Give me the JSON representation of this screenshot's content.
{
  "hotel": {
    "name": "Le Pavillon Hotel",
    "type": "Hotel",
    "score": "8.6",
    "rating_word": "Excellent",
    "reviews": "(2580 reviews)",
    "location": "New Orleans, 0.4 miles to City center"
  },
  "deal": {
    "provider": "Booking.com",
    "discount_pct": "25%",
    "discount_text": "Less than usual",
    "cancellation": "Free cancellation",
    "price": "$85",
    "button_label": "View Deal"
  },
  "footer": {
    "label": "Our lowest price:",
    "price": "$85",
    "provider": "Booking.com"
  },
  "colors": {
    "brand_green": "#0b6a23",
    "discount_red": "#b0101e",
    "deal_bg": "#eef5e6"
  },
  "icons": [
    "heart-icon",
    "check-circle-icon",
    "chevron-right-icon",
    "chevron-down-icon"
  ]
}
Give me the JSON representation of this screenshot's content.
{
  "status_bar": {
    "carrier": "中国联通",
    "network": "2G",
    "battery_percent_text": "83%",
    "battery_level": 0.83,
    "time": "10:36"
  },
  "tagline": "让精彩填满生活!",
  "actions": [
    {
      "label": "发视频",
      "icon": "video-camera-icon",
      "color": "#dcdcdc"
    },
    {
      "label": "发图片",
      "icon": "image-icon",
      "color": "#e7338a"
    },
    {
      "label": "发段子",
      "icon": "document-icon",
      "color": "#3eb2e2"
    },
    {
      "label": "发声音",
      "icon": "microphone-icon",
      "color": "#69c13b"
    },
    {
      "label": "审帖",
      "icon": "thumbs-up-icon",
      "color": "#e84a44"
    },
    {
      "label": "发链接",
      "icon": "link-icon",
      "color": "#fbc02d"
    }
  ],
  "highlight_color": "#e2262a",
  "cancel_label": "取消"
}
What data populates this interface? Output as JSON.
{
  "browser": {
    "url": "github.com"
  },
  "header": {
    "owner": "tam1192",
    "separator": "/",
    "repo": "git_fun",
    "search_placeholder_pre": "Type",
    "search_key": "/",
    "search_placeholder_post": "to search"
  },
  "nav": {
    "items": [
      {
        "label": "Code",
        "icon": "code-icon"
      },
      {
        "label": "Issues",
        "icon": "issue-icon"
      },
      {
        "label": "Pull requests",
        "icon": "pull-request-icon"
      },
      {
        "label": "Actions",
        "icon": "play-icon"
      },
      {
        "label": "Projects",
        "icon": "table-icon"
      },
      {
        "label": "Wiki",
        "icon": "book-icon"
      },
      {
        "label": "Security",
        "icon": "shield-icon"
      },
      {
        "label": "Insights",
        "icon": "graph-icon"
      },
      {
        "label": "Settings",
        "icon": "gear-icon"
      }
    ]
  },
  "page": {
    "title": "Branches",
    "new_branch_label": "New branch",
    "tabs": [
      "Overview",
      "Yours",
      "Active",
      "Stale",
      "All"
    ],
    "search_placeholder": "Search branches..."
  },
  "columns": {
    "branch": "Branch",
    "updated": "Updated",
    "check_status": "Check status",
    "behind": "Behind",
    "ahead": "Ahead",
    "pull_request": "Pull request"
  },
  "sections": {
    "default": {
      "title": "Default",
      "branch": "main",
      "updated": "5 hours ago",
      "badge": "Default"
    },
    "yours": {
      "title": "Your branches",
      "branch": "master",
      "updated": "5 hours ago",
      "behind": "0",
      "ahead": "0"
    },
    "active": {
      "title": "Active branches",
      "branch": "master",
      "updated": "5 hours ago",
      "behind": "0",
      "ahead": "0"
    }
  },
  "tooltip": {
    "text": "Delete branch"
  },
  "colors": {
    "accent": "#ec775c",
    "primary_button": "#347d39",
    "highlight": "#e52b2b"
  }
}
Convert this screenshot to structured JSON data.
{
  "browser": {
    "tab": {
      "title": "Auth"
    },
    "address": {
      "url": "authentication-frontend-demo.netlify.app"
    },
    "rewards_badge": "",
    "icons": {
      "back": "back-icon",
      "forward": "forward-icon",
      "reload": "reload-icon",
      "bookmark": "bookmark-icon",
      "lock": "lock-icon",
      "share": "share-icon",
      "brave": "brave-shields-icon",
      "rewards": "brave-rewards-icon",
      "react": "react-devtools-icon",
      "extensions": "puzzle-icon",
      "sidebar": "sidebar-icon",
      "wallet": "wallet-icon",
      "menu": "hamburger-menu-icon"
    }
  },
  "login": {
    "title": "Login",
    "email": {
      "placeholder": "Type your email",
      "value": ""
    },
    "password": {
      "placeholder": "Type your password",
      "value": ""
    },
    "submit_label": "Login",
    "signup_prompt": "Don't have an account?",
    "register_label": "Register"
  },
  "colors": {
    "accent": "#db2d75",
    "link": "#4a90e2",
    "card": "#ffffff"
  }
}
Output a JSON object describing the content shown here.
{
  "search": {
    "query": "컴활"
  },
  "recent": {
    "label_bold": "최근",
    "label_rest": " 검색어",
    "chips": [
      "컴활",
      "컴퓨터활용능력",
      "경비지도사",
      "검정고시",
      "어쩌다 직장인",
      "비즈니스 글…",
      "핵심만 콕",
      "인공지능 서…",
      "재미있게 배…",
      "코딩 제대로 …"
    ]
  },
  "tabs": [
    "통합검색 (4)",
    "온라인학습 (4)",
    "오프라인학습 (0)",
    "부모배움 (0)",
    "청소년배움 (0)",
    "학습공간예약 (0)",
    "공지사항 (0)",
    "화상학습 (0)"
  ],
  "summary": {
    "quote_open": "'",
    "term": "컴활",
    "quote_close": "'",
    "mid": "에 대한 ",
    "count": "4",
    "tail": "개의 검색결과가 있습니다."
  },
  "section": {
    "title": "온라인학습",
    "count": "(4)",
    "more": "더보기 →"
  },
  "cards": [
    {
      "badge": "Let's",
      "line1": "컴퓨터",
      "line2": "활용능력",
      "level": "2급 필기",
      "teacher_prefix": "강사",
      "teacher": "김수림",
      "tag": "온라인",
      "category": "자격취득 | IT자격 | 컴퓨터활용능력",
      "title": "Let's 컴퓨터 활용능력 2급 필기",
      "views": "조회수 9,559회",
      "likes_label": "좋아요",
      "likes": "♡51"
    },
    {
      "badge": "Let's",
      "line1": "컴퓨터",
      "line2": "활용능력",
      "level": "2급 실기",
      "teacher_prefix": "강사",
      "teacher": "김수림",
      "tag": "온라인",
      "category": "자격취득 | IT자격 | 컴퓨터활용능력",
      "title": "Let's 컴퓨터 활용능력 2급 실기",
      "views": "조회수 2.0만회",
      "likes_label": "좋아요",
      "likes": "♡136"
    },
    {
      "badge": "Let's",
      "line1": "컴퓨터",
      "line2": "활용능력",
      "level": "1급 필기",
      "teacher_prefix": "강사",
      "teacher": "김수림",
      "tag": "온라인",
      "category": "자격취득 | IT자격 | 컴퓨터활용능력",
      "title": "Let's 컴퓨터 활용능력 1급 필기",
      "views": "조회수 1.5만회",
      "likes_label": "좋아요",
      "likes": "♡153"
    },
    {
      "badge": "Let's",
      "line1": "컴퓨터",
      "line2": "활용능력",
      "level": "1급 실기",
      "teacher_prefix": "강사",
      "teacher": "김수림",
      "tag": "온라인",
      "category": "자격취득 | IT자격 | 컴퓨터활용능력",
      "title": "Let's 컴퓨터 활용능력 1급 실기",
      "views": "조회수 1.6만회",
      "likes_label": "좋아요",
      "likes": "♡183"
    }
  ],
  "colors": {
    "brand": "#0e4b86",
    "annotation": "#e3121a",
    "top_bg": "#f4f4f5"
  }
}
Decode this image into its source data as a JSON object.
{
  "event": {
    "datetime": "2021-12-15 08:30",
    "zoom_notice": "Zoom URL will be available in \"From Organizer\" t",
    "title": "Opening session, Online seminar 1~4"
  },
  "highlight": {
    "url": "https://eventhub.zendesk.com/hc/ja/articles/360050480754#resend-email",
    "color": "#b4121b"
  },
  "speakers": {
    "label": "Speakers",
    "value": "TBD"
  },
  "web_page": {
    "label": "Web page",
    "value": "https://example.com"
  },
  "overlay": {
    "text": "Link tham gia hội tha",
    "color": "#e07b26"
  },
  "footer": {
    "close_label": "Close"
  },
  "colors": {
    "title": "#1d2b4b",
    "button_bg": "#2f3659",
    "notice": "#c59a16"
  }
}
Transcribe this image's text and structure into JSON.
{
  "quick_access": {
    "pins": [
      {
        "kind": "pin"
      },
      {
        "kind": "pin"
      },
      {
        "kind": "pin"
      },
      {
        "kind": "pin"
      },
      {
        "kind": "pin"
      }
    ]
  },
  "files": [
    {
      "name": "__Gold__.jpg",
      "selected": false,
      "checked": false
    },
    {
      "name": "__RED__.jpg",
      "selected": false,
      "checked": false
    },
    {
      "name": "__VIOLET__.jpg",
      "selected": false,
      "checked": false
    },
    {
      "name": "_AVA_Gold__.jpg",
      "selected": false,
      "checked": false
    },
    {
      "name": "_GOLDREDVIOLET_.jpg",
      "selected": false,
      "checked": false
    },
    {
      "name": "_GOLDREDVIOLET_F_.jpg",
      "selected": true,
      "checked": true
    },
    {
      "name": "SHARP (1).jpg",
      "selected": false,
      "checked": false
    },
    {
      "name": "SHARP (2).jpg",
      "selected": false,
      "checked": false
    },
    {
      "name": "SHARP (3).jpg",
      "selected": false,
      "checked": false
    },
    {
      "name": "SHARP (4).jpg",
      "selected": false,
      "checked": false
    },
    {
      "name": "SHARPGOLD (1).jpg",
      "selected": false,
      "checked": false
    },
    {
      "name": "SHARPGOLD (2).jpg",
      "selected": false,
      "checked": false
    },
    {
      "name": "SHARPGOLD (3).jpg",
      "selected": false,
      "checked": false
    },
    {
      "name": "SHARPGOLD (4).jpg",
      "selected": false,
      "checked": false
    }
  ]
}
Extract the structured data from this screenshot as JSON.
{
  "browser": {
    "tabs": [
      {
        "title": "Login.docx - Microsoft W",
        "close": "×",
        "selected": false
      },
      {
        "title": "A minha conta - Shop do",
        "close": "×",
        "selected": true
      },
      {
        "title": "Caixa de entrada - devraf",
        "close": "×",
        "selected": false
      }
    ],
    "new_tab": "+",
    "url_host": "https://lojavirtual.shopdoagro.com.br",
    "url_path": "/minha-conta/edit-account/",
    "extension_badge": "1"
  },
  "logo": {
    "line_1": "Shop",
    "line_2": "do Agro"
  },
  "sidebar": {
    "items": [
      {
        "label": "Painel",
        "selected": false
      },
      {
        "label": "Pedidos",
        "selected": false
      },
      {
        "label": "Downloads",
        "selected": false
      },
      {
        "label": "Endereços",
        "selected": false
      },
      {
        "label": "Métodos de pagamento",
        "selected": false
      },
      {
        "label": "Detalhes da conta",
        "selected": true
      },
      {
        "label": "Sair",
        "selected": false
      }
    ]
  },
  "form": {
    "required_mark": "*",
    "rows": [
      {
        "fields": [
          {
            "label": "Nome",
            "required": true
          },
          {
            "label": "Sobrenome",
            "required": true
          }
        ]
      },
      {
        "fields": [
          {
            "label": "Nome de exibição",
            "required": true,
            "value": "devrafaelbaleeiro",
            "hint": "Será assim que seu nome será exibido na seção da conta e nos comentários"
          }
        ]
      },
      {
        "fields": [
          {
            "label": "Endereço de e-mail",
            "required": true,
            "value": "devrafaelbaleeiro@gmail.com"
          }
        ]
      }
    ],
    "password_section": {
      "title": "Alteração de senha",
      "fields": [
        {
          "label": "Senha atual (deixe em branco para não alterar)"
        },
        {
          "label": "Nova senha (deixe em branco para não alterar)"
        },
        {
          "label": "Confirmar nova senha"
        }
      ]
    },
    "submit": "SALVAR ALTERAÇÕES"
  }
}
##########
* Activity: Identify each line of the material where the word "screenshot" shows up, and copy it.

* Output of the task:
Give me the JSON representation of this screenshot's content.
Give me the JSON representation of this screenshot's content.
Convert this screenshot to structured JSON data.
Extract the structured data from this screenshot as JSON.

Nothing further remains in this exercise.